▶ [Instructions to follow]: Gather each line in the entries that includes the string "example".

▶ [Source data]:

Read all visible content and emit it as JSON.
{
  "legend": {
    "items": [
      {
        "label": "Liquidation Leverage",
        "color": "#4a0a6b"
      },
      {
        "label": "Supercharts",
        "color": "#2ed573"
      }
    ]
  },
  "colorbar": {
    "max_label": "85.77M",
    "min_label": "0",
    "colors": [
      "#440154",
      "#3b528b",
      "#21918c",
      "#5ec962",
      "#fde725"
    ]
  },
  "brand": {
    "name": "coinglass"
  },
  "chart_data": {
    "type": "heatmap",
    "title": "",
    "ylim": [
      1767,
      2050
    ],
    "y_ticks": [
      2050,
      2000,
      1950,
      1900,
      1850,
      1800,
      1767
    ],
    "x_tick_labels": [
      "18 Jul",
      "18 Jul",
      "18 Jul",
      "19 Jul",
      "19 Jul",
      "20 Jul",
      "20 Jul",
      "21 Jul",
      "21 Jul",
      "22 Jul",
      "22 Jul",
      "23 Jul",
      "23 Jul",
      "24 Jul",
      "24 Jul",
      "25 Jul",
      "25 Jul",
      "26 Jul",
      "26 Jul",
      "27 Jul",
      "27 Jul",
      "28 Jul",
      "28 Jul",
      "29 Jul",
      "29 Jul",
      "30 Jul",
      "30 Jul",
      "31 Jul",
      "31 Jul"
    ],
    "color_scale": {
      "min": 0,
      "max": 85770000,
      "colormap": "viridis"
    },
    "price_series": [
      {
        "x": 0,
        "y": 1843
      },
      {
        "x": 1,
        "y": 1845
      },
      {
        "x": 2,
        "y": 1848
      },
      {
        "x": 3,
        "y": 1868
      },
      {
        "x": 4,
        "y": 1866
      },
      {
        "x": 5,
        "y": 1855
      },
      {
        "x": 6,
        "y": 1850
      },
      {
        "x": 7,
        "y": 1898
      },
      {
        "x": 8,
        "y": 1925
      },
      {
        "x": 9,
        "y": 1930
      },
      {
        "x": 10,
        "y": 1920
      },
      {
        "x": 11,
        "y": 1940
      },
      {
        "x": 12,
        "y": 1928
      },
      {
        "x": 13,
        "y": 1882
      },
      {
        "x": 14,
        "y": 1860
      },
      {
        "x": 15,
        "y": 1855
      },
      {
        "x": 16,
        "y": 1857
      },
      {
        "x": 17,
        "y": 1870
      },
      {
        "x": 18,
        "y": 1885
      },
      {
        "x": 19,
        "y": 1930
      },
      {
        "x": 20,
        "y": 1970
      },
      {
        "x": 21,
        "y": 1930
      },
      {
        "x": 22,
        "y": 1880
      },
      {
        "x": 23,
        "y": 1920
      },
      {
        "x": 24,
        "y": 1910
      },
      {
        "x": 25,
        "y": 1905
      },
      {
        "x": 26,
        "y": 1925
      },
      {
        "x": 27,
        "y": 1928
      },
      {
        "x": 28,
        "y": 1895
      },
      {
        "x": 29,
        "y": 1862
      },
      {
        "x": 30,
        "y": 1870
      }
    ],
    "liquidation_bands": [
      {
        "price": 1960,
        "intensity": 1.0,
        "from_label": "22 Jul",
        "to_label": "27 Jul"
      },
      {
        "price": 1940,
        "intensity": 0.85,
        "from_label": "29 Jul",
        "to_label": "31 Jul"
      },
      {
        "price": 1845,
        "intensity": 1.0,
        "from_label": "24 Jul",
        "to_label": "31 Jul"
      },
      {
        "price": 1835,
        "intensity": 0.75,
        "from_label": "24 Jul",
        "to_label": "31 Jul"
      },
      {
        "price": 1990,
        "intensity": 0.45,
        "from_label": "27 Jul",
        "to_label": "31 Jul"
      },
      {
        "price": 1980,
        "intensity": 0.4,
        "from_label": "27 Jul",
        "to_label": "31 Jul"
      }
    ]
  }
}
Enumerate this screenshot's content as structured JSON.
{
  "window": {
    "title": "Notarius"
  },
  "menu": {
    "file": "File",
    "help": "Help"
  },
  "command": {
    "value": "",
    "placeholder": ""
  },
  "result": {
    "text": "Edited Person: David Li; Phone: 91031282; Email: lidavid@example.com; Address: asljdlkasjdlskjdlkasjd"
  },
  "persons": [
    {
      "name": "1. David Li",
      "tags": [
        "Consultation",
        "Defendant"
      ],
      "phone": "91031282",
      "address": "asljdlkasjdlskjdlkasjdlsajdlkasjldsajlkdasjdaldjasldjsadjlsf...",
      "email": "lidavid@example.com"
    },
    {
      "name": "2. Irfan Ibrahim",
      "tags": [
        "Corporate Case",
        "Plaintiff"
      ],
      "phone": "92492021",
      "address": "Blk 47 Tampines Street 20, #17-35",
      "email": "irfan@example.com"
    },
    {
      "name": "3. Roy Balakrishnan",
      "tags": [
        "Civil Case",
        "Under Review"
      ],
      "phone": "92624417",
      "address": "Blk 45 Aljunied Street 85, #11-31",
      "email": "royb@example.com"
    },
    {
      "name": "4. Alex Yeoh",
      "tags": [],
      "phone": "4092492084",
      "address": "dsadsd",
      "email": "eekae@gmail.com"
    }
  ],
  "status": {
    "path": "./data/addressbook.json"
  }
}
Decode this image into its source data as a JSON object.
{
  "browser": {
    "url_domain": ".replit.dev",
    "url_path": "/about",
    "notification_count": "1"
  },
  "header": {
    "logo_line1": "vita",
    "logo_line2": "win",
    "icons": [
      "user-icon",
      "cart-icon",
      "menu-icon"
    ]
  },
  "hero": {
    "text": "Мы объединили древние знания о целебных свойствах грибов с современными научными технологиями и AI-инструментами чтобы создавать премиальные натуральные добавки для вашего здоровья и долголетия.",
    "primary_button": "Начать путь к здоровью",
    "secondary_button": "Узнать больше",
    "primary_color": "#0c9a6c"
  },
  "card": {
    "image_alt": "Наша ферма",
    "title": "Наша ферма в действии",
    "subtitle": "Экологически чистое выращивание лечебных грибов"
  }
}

▶ [Task output]:
    "text": "Edited Person: David Li; Phone: 91031282; Email: lidavid@example.com; Address: asljdlkasjdlskjdlkasjd"
      "email": "lidavid@example.com"
      "email": "irfan@example.com"
      "email": "royb@example.com"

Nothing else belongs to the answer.